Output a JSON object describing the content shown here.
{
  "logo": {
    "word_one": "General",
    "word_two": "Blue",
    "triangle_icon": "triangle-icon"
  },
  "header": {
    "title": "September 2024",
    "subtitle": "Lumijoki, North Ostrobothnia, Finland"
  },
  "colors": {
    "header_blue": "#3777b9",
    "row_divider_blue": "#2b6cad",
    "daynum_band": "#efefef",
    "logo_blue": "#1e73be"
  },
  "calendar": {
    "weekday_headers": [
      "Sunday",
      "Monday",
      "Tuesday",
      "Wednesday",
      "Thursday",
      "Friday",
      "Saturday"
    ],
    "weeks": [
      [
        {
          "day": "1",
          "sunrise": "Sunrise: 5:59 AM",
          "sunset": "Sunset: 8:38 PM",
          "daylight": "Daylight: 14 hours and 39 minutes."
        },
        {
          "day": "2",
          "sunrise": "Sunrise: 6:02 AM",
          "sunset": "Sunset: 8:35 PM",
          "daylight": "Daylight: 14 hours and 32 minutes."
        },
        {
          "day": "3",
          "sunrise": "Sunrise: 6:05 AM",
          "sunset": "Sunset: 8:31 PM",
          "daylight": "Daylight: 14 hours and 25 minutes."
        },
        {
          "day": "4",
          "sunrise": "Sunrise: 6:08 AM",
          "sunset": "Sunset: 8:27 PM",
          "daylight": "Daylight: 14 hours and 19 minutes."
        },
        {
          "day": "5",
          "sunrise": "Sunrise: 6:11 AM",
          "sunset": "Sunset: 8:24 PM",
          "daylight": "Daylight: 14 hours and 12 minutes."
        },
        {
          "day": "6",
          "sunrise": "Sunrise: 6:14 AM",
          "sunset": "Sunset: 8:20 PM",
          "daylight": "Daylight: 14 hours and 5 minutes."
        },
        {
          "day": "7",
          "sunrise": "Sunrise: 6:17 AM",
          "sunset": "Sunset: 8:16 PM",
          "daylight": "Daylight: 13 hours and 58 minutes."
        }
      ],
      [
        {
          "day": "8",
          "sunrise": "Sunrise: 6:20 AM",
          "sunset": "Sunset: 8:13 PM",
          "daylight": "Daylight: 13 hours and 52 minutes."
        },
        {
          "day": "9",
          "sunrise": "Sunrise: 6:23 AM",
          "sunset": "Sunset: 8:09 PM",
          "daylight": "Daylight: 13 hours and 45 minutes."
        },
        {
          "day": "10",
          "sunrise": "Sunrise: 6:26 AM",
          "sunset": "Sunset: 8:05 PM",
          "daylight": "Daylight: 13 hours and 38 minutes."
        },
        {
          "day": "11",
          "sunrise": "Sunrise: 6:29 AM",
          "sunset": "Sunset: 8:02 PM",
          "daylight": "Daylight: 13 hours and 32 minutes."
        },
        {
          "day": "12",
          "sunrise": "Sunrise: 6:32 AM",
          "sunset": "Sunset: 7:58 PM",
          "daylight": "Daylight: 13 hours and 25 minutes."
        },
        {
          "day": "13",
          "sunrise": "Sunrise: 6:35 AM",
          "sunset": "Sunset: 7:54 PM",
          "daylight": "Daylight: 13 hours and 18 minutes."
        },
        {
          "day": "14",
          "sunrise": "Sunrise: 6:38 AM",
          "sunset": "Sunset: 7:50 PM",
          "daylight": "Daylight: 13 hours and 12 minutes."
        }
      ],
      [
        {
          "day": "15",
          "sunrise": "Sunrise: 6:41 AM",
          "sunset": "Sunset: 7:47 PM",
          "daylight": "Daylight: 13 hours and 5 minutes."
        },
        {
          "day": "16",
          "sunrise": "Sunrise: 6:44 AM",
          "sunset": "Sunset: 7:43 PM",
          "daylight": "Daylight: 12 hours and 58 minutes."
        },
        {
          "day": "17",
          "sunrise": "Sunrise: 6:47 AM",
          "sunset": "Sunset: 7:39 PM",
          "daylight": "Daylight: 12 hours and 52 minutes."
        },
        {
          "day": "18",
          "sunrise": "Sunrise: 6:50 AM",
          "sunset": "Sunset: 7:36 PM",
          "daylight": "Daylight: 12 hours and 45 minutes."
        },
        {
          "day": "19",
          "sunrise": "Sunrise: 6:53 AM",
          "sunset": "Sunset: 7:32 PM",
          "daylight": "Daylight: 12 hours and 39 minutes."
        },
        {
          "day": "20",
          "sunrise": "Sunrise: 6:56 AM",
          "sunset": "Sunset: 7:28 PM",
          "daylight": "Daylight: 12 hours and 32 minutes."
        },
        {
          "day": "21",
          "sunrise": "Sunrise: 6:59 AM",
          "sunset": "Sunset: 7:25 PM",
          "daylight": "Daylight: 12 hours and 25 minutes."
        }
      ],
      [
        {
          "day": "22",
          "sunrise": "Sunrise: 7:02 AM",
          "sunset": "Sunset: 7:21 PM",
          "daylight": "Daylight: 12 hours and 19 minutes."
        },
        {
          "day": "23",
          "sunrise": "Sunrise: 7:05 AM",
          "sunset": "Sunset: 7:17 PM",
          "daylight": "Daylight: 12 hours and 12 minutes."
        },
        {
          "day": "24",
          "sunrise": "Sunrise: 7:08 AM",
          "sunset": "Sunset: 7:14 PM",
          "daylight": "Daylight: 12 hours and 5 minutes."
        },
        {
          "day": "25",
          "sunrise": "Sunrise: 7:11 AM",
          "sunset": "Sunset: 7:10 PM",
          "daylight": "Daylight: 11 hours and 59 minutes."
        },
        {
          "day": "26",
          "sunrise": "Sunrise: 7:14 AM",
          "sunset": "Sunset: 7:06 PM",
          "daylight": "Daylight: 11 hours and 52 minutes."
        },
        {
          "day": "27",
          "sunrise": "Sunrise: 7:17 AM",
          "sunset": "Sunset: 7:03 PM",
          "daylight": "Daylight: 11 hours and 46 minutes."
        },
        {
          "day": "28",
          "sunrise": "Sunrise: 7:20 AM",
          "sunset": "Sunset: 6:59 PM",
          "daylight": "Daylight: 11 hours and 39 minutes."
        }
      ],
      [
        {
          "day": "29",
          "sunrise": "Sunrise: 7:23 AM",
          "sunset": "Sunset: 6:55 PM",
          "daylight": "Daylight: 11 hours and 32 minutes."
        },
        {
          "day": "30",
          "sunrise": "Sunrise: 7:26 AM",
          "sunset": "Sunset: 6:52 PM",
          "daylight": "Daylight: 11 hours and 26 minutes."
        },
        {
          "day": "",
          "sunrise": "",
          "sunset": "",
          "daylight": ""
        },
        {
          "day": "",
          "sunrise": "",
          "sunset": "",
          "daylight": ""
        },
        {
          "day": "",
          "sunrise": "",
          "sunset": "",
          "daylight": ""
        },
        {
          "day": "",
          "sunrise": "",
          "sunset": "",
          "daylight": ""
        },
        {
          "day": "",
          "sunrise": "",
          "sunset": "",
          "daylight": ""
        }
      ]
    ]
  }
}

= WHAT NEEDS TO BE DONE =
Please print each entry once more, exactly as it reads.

= RESPONSE TO THIS TASK =
Output a JSON object describing the content shown here.
{
  "logo": {
    "word_one": "General",
    "word_two": "Blue",
    "triangle_icon": "triangle-icon"
  },
  "header": {
    "title": "September 2024",
    "subtitle": "Lumijoki, North Ostrobothnia, Finland"
  },
  "colors": {
    "header_blue": "#3777b9",
    "row_divider_blue": "#2b6cad",
    "daynum_band": "#efefef",
    "logo_blue": "#1e73be"
  },
  "calendar": {
    "weekday_headers": [
      "Sunday",
      "Monday",
      "Tuesday",
      "Wednesday",
      "Thursday",
      "Friday",
      "Saturday"
    ],
    "weeks": [
      [
        {
          "day": "1",
          "sunrise": "Sunrise: 5:59 AM",
          "sunset": "Sunset: 8:38 PM",
          "daylight": "Daylight: 14 hours and 39 minutes."
        },
        {
          "day": "2",
          "sunrise": "Sunrise: 6:02 AM",
          "sunset": "Sunset: 8:35 PM",
          "daylight": "Daylight: 14 hours and 32 minutes."
        },
        {
          "day": "3",
          "sunrise": "Sunrise: 6:05 AM",
          "sunset": "Sunset: 8:31 PM",
          "daylight": "Daylight: 14 hours and 25 minutes."
        },
        {
          "day": "4",
          "sunrise": "Sunrise: 6:08 AM",
          "sunset": "Sunset: 8:27 PM",
          "daylight": "Daylight: 14 hours and 19 minutes."
        },
        {
          "day": "5",
          "sunrise": "Sunrise: 6:11 AM",
          "sunset": "Sunset: 8:24 PM",
          "daylight": "Daylight: 14 hours and 12 minutes."
        },
        {
          "day": "6",
          "sunrise": "Sunrise: 6:14 AM",
          "sunset": "Sunset: 8:20 PM",
          "daylight": "Daylight: 14 hours and 5 minutes."
        },
        {
          "day": "7",
          "sunrise": "Sunrise: 6:17 AM",
          "sunset": "Sunset: 8:16 PM",
          "daylight": "Daylight: 13 hours and 58 minutes."
        }
      ],
      [
        {
          "day": "8",
          "sunrise": "Sunrise: 6:20 AM",
          "sunset": "Sunset: 8:13 PM",
          "daylight": "Daylight: 13 hours and 52 minutes."
        },
        {
          "day": "9",
          "sunrise": "Sunrise: 6:23 AM",
          "sunset": "Sunset: 8:09 PM",
          "daylight": "Daylight: 13 hours and 45 minutes."
        },
        {
          "day": "10",
          "sunrise": "Sunrise: 6:26 AM",
          "sunset": "Sunset: 8:05 PM",
          "daylight": "Daylight: 13 hours and 38 minutes."
        },
        {
          "day": "11",
          "sunrise": "Sunrise: 6:29 AM",
          "sunset": "Sunset: 8:02 PM",
          "daylight": "Daylight: 13 hours and 32 minutes."
        },
        {
          "day": "12",
          "sunrise": "Sunrise: 6:32 AM",
          "sunset": "Sunset: 7:58 PM",
          "daylight": "Daylight: 13 hours and 25 minutes."
        },
        {
          "day": "13",
          "sunrise": "Sunrise: 6:35 AM",
          "sunset": "Sunset: 7:54 PM",
          "daylight": "Daylight: 13 hours and 18 minutes."
        },
        {
          "day": "14",
          "sunrise": "Sunrise: 6:38 AM",
          "sunset": "Sunset: 7:50 PM",
          "daylight": "Daylight: 13 hours and 12 minutes."
        }
      ],
      [
        {
          "day": "15",
          "sunrise": "Sunrise: 6:41 AM",
          "sunset": "Sunset: 7:47 PM",
          "daylight": "Daylight: 13 hours and 5 minutes."
        },
        {
          "day": "16",
          "sunrise": "Sunrise: 6:44 AM",
          "sunset": "Sunset: 7:43 PM",
          "daylight": "Daylight: 12 hours and 58 minutes."
        },
        {
          "day": "17",
          "sunrise": "Sunrise: 6:47 AM",
          "sunset": "Sunset: 7:39 PM",
          "daylight": "Daylight: 12 hours and 52 minutes."
        },
        {
          "day": "18",
          "sunrise": "Sunrise: 6:50 AM",
          "sunset": "Sunset: 7:36 PM",
          "daylight": "Daylight: 12 hours and 45 minutes."
        },
        {
          "day": "19",
          "sunrise": "Sunrise: 6:53 AM",
          "sunset": "Sunset: 7:32 PM",
          "daylight": "Daylight: 12 hours and 39 minutes."
        },
        {
          "day": "20",
          "sunrise": "Sunrise: 6:56 AM",
          "sunset": "Sunset: 7:28 PM",
          "daylight": "Daylight: 12 hours and 32 minutes."
        },
        {
          "day": "21",
          "sunrise": "Sunrise: 6:59 AM",
          "sunset": "Sunset: 7:25 PM",
          "daylight": "Daylight: 12 hours and 25 minutes."
        }
      ],
      [
        {
          "day": "22",
          "sunrise": "Sunrise: 7:02 AM",
          "sunset": "Sunset: 7:21 PM",
          "daylight": "Daylight: 12 hours and 19 minutes."
        },
        {
          "day": "23",
          "sunrise": "Sunrise: 7:05 AM",
          "sunset": "Sunset: 7:17 PM",
          "daylight": "Daylight: 12 hours and 12 minutes."
        },
        {
          "day": "24",
          "sunrise": "Sunrise: 7:08 AM",
          "sunset": "Sunset: 7:14 PM",
          "daylight": "Daylight: 12 hours and 5 minutes."
        },
        {
          "day": "25",
          "sunrise": "Sunrise: 7:11 AM",
          "sunset": "Sunset: 7:10 PM",
          "daylight": "Daylight: 11 hours and 59 minutes."
        },
        {
          "day": "26",
          "sunrise": "Sunrise: 7:14 AM",
          "sunset": "Sunset: 7:06 PM",
          "daylight": "Daylight: 11 hours and 52 minutes."
        },
        {
          "day": "27",
          "sunrise": "Sunrise: 7:17 AM",
          "sunset": "Sunset: 7:03 PM",
          "daylight": "Daylight: 11 hours and 46 minutes."
        },
        {
          "day": "28",
          "sunrise": "Sunrise: 7:20 AM",
          "sunset": "Sunset: 6:59 PM",
          "daylight": "Daylight: 11 hours and 39 minutes."
        }
      ],
      [
        {
          "day": "29",
          "sunrise": "Sunrise: 7:23 AM",
          "sunset": "Sunset: 6:55 PM",
          "daylight": "Daylight: 11 hours and 32 minutes."
        },
        {
          "day": "30",
          "sunrise": "Sunrise: 7:26 AM",
          "sunset": "Sunset: 6:52 PM",
          "daylight": "Daylight: 11 hours and 26 minutes."
        },
        {
          "day": "",
          "sunrise": "",
          "sunset": "",
          "daylight": ""
        },
        {
          "day": "",
          "sunrise": "",
          "sunset": "",
          "daylight": ""
        },
        {
          "day": "",
          "sunrise": "",
          "sunset": "",
          "daylight": ""
        },
        {
          "day": "",
          "sunrise": "",
          "sunset": "",
          "daylight": ""
        },
        {
          "day": "",
          "sunrise": "",
          "sunset": "",
          "daylight": ""
        }
      ]
    ]
  }
}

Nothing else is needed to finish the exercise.